So much has been written about "Peeping Tom", a 1960 suspense film which essentially cost the director, Michael Powell, his career. The film was damned upon its initial release but has gradually become renowned for its acting and its psychological acumen.
Set in London, the film tells the story of a highly disturbed young man, Mark Lewis, (Carl Boehm) who kills young women as he films them to capture the fear in their eyes. Mark, a loner who works as a cameraman and photographer, lives in a shabby London apartment and gradually begins a possible romantic relationship with a 21 year old woman and budding children's book author, Helen Stephens (Anna Massey). Helen slowly becomes aware of Mark's secret life. Through watching films, Helen learns of Mark's abusive childhood, where his father instilled fear and repressed sexuality in the young boy through use of photography and the camera. The viewer gets to share vicariously in Helen's growing understanding of Mark.
The opening scenes are the most effective in the film. Mark hires a streetwalker and brutally kills her in her room, capturing the scene on his camera. He returns the following day to photograph the police as they remove the body. Mark then reports to a small store where he works part time.
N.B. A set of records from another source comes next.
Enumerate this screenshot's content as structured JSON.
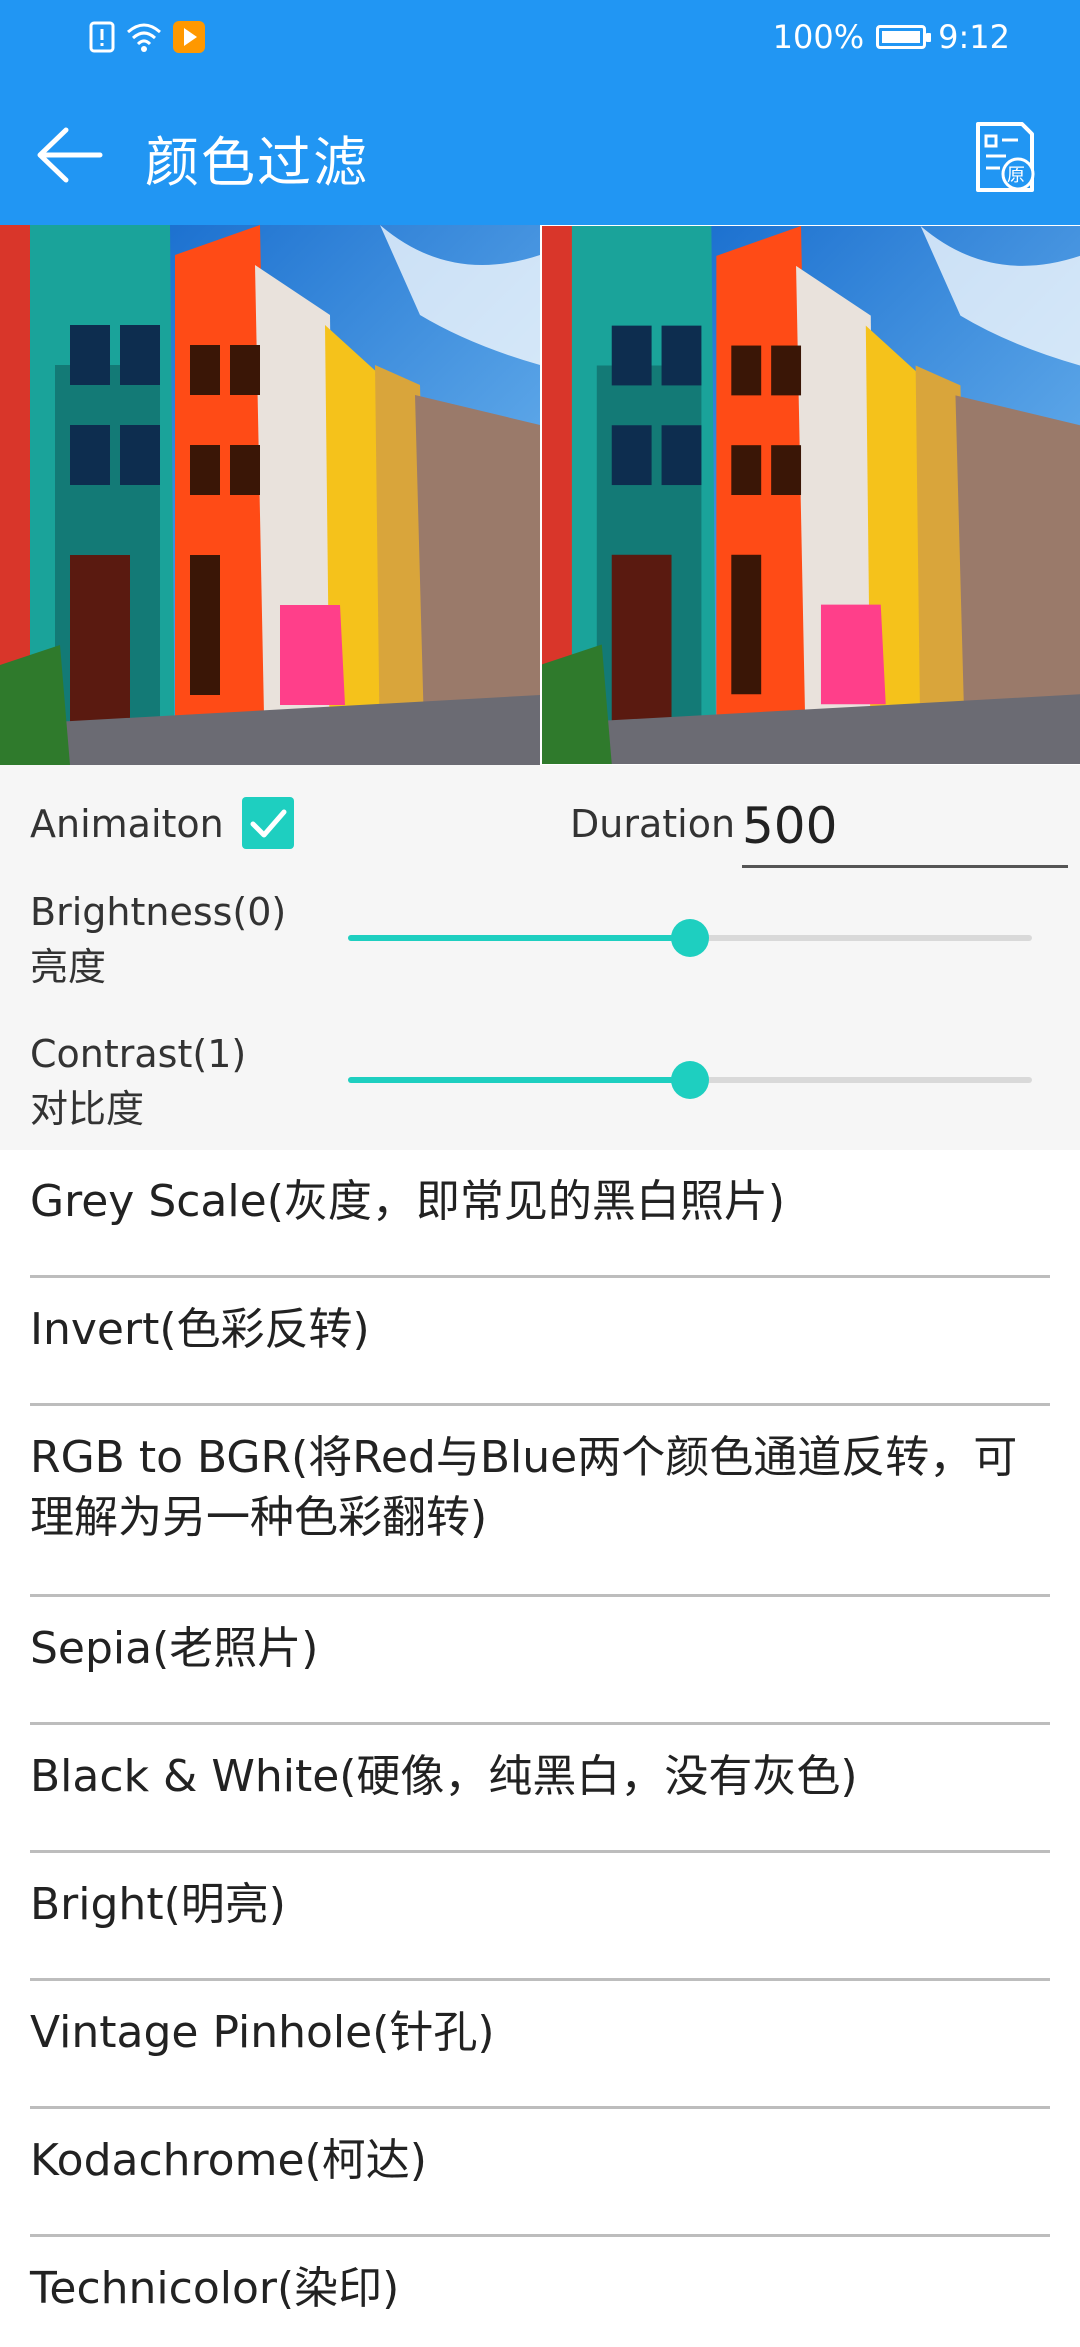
{
  "status_bar": {
    "battery": "100%",
    "time": "9:12",
    "battery_level": 1.0,
    "left_icons": [
      "alert-icon",
      "wifi-icon",
      "play-store-icon"
    ]
  },
  "app_bar": {
    "title": "颜色过滤",
    "back_icon": "arrow-left-icon",
    "action_icon": "original-compare-icon",
    "action_badge": "原"
  },
  "controls": {
    "animation_label": "Animaiton",
    "animation_checked": true,
    "duration_label": "Duration",
    "duration_value": "500",
    "brightness_label": "Brightness(0)",
    "brightness_cn": "亮度",
    "brightness_level": 0.5,
    "contrast_label": "Contrast(1)",
    "contrast_cn": "对比度",
    "contrast_level": 0.5
  },
  "filters": [
    "Grey Scale(灰度，即常见的黑白照片)",
    "Invert(色彩反转)",
    "RGB to BGR(将Red与Blue两个颜色通道反转，可理解为另一种色彩翻转)",
    "Sepia(老照片)",
    "Black & White(硬像，纯黑白，没有灰色)",
    "Bright(明亮)",
    "Vintage Pinhole(针孔)",
    "Kodachrome(柯达)",
    "Technicolor(染印)"
  ],
  "colors": {
    "primary": "#2196F3",
    "accent": "#1ecfc0"
  }
}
An old lecher buys pornographic pictures, which Mark takes in the rooms upstairs. Mark commits two other murders of young women during the film and nearly commits others.
The film follows Mark over the course of several days as the nature of his illness becomes clear. The viewer is gradually drawn in to the film, initially as a voyeur watching Mark with the prostitute. The young man is a monster but also evokes sympathy.
The film is in garish but effective color. The scenes of London street life add a great deal to the movie. The violence and nudity in the 1960 film was toned down slightly for its 1962 release in the United States.
The movie was riveting. I was glad to have the opportunity to see it.